* **Entries provided**
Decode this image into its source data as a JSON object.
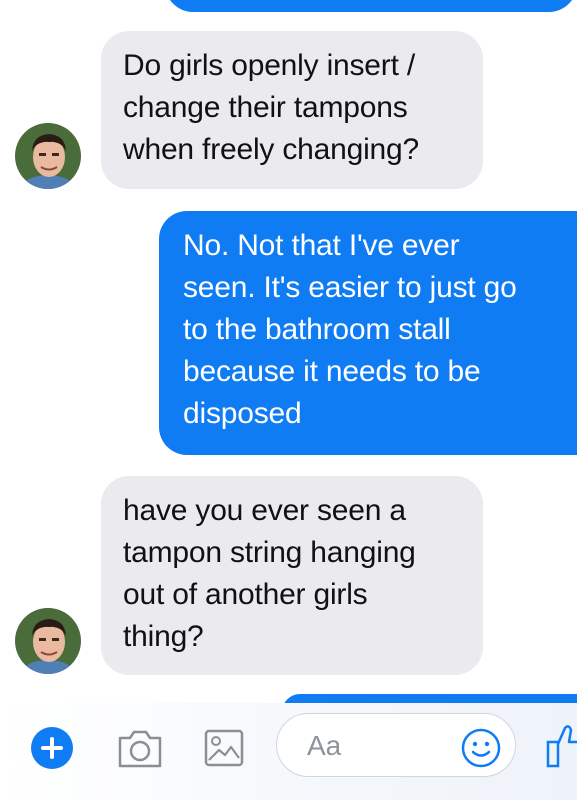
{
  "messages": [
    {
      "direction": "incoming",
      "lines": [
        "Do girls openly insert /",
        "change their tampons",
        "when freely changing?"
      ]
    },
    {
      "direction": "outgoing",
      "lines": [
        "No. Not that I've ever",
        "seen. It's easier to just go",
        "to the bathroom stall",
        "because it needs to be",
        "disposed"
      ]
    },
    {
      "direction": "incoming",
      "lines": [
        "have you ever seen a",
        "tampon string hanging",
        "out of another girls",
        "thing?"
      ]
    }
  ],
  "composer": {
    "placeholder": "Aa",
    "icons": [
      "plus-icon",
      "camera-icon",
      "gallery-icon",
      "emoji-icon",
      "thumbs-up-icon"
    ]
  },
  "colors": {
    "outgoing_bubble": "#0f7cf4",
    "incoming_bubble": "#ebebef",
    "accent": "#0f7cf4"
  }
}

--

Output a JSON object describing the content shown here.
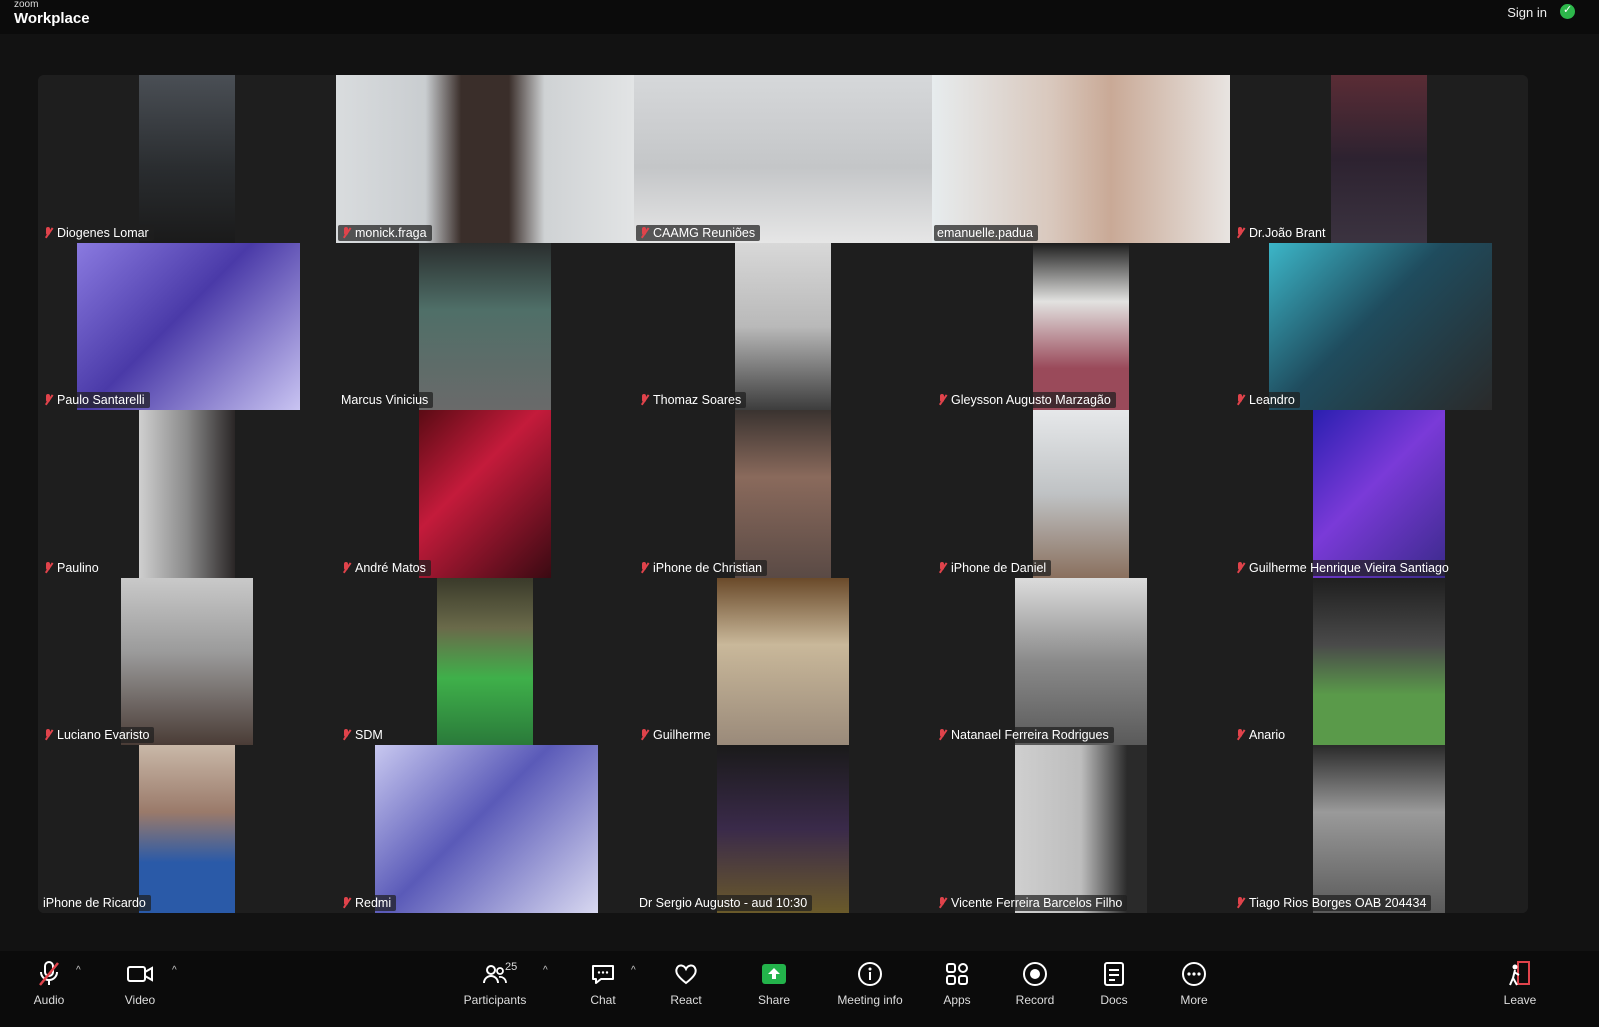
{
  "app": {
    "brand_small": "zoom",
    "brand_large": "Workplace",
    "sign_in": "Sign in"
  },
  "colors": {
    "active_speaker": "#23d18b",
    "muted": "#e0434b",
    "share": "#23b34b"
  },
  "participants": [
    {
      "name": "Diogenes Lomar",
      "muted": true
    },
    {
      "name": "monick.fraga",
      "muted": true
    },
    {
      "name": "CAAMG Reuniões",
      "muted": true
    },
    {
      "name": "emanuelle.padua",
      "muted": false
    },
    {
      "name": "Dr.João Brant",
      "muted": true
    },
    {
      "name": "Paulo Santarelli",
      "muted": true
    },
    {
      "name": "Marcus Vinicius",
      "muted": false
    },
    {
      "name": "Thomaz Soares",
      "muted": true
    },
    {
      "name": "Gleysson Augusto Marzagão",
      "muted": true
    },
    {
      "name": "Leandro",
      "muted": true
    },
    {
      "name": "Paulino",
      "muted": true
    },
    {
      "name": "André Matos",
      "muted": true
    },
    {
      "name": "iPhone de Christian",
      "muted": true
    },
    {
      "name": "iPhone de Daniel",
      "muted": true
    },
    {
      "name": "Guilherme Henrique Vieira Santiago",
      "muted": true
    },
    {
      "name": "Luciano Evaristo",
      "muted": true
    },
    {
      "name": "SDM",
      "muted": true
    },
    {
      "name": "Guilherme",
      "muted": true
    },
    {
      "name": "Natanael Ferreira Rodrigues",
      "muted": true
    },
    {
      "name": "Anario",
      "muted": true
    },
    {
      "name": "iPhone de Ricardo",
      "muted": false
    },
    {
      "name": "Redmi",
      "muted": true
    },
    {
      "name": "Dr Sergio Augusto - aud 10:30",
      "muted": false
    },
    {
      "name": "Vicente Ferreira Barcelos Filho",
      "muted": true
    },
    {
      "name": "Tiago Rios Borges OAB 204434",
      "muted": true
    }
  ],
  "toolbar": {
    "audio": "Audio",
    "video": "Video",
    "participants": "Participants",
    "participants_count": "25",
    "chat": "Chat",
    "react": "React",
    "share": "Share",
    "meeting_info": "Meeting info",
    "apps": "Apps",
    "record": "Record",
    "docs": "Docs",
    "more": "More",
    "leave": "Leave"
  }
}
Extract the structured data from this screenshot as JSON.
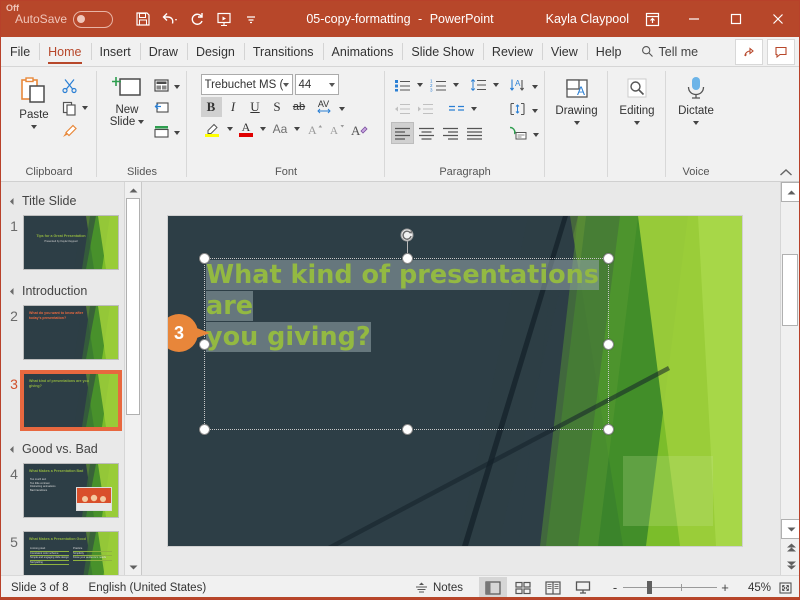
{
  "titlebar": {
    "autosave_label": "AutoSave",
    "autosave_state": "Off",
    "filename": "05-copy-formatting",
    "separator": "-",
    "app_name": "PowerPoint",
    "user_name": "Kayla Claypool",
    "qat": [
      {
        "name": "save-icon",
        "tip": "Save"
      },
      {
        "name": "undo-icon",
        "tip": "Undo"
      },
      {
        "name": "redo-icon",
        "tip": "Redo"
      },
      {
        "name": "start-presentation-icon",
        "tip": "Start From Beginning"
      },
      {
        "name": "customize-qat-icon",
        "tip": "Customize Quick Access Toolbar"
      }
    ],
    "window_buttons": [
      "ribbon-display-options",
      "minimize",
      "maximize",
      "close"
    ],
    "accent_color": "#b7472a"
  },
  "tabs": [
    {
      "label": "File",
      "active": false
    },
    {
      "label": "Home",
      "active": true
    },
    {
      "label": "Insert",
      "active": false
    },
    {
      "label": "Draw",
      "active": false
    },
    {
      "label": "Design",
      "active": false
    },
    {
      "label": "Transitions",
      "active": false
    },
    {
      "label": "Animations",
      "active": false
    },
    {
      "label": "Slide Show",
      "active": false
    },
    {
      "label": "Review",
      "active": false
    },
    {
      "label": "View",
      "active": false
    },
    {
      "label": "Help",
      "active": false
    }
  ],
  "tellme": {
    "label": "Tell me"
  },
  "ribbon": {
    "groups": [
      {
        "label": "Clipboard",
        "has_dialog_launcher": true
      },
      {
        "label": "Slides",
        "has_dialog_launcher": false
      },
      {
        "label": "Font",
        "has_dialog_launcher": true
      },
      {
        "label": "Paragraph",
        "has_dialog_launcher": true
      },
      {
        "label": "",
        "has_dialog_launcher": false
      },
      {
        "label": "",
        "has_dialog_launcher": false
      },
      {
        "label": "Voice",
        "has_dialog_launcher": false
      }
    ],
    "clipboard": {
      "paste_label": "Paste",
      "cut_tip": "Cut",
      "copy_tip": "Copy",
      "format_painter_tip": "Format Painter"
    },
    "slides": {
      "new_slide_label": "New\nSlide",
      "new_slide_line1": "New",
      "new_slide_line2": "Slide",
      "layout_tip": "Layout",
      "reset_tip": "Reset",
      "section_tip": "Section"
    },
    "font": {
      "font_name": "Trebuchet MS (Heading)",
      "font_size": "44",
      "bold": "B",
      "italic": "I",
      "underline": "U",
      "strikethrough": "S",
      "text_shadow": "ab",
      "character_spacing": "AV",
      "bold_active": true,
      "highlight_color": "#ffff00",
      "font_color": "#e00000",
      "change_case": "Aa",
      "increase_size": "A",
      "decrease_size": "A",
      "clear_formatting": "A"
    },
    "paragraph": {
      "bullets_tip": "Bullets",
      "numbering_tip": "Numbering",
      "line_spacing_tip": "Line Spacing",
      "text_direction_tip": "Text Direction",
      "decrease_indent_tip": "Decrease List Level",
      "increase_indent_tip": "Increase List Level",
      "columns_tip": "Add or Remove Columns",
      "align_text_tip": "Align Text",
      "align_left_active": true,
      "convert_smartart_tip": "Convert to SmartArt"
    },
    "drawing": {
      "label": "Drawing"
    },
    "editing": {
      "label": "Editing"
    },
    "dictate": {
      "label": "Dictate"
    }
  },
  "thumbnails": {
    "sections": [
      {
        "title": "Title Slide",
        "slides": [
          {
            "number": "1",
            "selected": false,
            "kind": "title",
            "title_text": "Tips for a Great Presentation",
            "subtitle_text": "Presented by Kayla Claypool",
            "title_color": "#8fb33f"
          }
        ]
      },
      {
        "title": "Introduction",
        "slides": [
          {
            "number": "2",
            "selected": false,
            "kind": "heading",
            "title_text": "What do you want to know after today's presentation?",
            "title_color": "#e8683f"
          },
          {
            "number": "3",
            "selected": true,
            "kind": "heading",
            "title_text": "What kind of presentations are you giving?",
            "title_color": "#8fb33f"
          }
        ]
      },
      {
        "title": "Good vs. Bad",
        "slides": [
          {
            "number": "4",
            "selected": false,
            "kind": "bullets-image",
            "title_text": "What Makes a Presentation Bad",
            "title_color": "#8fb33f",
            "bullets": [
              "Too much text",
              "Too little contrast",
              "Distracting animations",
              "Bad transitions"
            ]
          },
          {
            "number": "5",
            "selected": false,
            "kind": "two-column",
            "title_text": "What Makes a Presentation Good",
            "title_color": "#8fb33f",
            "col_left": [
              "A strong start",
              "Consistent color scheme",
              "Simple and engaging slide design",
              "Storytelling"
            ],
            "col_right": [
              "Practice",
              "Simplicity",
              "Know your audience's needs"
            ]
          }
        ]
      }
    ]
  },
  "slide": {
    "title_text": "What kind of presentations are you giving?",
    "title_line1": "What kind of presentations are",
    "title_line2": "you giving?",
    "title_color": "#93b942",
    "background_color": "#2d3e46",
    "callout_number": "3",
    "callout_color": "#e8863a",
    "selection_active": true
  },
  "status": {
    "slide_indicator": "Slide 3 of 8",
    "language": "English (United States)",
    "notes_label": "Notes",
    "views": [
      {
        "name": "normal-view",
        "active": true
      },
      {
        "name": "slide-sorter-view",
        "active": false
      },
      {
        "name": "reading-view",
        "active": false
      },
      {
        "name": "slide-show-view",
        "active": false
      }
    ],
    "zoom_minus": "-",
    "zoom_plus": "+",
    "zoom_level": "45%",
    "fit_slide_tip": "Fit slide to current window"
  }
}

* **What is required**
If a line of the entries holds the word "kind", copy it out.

* **Finished exercise**
            "kind": "title",
            "kind": "heading",
            "kind": "heading",
            "title_text": "What kind of presentations are you giving?",
            "kind": "bullets-image",
            "kind": "two-column",
    "title_text": "What kind of presentations are you giving?",
    "title_line1": "What kind of presentations are",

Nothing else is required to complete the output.